#### Data provided:
------------
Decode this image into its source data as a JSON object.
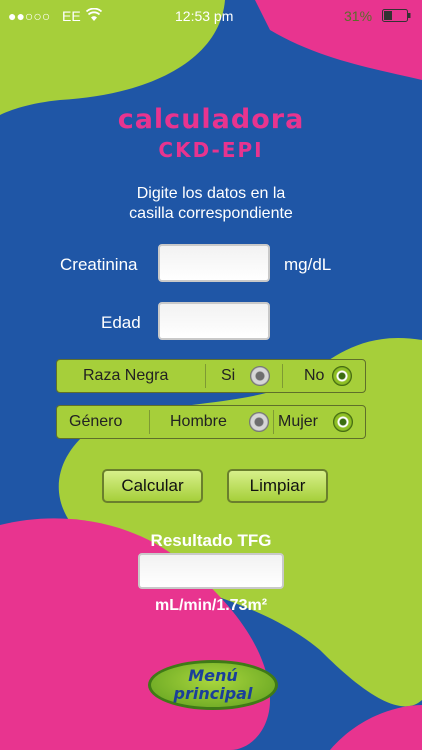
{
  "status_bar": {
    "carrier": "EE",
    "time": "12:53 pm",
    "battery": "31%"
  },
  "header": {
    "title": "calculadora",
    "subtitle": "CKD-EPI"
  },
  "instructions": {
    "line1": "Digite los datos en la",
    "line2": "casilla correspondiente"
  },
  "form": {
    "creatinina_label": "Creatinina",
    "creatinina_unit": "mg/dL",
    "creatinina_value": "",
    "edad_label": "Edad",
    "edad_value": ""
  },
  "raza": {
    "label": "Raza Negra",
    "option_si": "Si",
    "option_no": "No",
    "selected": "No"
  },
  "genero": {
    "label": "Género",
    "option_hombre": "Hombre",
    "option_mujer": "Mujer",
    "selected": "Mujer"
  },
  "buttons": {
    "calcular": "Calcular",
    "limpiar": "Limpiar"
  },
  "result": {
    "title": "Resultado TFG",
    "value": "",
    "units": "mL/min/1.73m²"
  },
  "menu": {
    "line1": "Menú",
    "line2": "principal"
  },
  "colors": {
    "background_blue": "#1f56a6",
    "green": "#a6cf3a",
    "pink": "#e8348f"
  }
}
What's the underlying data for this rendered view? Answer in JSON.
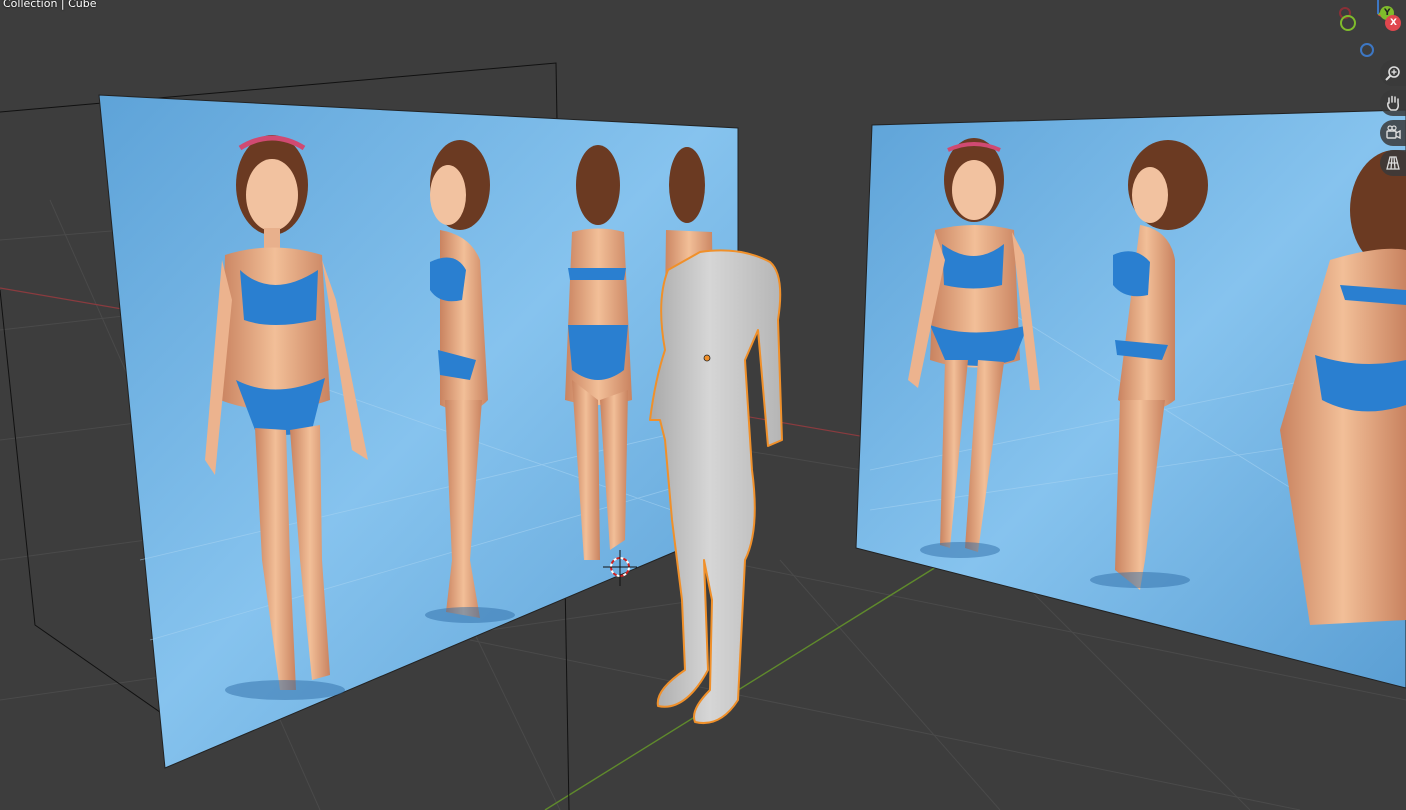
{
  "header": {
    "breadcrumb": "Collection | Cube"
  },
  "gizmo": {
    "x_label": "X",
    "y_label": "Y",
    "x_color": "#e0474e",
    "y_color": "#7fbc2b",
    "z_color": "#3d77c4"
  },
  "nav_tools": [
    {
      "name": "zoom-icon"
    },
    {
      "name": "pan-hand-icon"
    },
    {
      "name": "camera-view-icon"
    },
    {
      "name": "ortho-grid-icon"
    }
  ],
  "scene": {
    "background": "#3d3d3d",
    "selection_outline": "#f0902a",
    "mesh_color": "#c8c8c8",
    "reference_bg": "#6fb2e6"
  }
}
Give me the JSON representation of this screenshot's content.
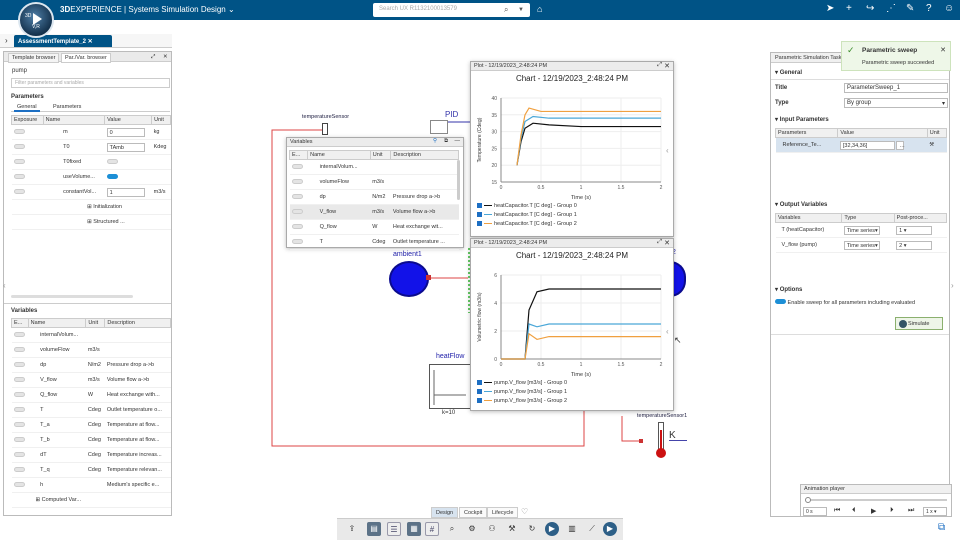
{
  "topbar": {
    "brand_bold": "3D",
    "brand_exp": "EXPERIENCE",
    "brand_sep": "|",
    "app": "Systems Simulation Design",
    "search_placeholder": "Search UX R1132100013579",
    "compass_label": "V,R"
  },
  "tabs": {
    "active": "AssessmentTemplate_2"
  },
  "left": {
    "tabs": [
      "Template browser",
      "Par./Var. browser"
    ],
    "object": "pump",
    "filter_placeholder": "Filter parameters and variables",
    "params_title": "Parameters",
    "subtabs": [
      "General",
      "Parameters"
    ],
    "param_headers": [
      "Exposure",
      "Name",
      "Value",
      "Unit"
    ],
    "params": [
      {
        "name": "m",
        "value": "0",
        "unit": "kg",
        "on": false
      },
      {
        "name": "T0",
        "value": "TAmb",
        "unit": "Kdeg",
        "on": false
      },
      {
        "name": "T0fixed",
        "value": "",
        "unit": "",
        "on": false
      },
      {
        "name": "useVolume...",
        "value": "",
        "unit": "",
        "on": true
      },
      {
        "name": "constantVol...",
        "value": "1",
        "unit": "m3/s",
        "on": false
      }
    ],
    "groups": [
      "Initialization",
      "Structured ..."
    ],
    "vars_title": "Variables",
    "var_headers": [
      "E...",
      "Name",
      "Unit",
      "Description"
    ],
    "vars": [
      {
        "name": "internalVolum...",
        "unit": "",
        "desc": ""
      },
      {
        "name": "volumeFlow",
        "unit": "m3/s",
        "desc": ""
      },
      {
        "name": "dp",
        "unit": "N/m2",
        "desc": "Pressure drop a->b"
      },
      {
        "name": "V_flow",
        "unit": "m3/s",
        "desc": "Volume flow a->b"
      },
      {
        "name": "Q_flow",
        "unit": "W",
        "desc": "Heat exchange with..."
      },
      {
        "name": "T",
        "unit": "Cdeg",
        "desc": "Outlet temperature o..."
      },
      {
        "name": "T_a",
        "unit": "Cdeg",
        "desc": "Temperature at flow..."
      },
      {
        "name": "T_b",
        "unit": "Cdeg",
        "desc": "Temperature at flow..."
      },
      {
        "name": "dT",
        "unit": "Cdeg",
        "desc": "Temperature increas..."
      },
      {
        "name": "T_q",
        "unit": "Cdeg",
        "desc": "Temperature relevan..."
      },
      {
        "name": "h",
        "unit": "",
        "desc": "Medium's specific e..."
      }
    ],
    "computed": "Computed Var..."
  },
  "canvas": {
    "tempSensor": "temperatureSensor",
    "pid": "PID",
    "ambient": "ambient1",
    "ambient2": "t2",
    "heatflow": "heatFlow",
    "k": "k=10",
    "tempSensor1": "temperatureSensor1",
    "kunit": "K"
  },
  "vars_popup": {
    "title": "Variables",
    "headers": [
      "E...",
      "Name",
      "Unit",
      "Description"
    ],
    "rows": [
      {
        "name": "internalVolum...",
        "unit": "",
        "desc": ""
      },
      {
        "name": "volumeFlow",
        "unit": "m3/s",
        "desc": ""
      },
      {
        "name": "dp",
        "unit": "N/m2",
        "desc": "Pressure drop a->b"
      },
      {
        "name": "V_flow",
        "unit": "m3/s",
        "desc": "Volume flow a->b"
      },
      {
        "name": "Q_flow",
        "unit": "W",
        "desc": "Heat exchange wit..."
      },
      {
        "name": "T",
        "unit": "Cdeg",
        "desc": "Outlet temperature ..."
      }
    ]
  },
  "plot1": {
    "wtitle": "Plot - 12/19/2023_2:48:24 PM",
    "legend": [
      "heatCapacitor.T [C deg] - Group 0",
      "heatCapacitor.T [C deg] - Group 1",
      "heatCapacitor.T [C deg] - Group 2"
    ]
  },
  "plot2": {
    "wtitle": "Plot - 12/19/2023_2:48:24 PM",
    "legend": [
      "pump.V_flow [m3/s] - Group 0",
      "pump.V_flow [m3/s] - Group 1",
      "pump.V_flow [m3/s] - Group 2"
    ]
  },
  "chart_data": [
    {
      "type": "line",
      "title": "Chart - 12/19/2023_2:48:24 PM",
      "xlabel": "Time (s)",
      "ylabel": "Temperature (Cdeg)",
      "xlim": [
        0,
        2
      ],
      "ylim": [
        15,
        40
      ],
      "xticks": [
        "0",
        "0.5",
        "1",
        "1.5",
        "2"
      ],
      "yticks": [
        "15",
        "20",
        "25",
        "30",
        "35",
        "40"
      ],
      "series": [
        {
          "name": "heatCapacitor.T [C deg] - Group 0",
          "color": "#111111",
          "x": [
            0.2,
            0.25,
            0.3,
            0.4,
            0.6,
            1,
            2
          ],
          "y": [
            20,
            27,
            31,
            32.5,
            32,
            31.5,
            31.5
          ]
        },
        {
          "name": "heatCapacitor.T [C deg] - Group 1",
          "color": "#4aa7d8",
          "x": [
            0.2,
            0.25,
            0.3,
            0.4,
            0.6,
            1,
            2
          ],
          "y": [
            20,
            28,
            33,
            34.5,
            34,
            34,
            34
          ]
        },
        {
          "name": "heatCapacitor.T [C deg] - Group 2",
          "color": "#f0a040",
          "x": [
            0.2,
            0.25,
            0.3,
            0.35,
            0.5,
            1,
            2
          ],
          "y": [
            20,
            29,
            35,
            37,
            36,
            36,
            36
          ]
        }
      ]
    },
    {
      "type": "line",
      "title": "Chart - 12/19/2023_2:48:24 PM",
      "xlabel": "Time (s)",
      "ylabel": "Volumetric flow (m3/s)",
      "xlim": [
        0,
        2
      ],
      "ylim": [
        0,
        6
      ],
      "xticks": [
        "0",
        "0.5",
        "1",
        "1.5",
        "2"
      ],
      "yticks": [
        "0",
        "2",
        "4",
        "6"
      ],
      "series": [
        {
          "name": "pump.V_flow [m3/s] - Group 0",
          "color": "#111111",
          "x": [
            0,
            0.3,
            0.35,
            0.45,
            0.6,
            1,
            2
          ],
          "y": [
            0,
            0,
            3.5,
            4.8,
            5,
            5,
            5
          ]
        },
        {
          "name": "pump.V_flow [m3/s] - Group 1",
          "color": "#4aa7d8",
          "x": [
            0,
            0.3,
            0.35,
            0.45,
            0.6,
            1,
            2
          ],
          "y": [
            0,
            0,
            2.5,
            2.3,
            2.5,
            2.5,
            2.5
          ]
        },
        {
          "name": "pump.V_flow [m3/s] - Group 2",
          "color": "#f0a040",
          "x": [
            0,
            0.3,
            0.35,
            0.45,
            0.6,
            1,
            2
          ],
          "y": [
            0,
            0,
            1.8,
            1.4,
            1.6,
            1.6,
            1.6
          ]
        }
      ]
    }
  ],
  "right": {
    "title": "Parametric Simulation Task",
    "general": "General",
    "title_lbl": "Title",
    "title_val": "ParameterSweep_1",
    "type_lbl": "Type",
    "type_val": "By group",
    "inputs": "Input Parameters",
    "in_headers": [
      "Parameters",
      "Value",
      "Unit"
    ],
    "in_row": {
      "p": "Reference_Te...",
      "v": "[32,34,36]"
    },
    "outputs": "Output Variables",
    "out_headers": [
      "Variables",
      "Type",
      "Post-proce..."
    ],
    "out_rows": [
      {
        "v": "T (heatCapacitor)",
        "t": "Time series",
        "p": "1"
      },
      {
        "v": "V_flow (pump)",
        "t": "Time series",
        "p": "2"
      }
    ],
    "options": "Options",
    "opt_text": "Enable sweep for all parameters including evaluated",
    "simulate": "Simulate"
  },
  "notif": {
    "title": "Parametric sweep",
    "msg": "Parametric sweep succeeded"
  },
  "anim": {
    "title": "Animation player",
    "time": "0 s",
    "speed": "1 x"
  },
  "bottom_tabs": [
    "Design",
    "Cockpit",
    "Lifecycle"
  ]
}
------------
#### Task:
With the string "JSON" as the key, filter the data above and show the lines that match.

#### Solution to the exercise:
Decode this image into its source data as a JSON object.
What's the underlying data for this rendered view? Answer in JSON.
Give me the JSON representation of this screenshot's content.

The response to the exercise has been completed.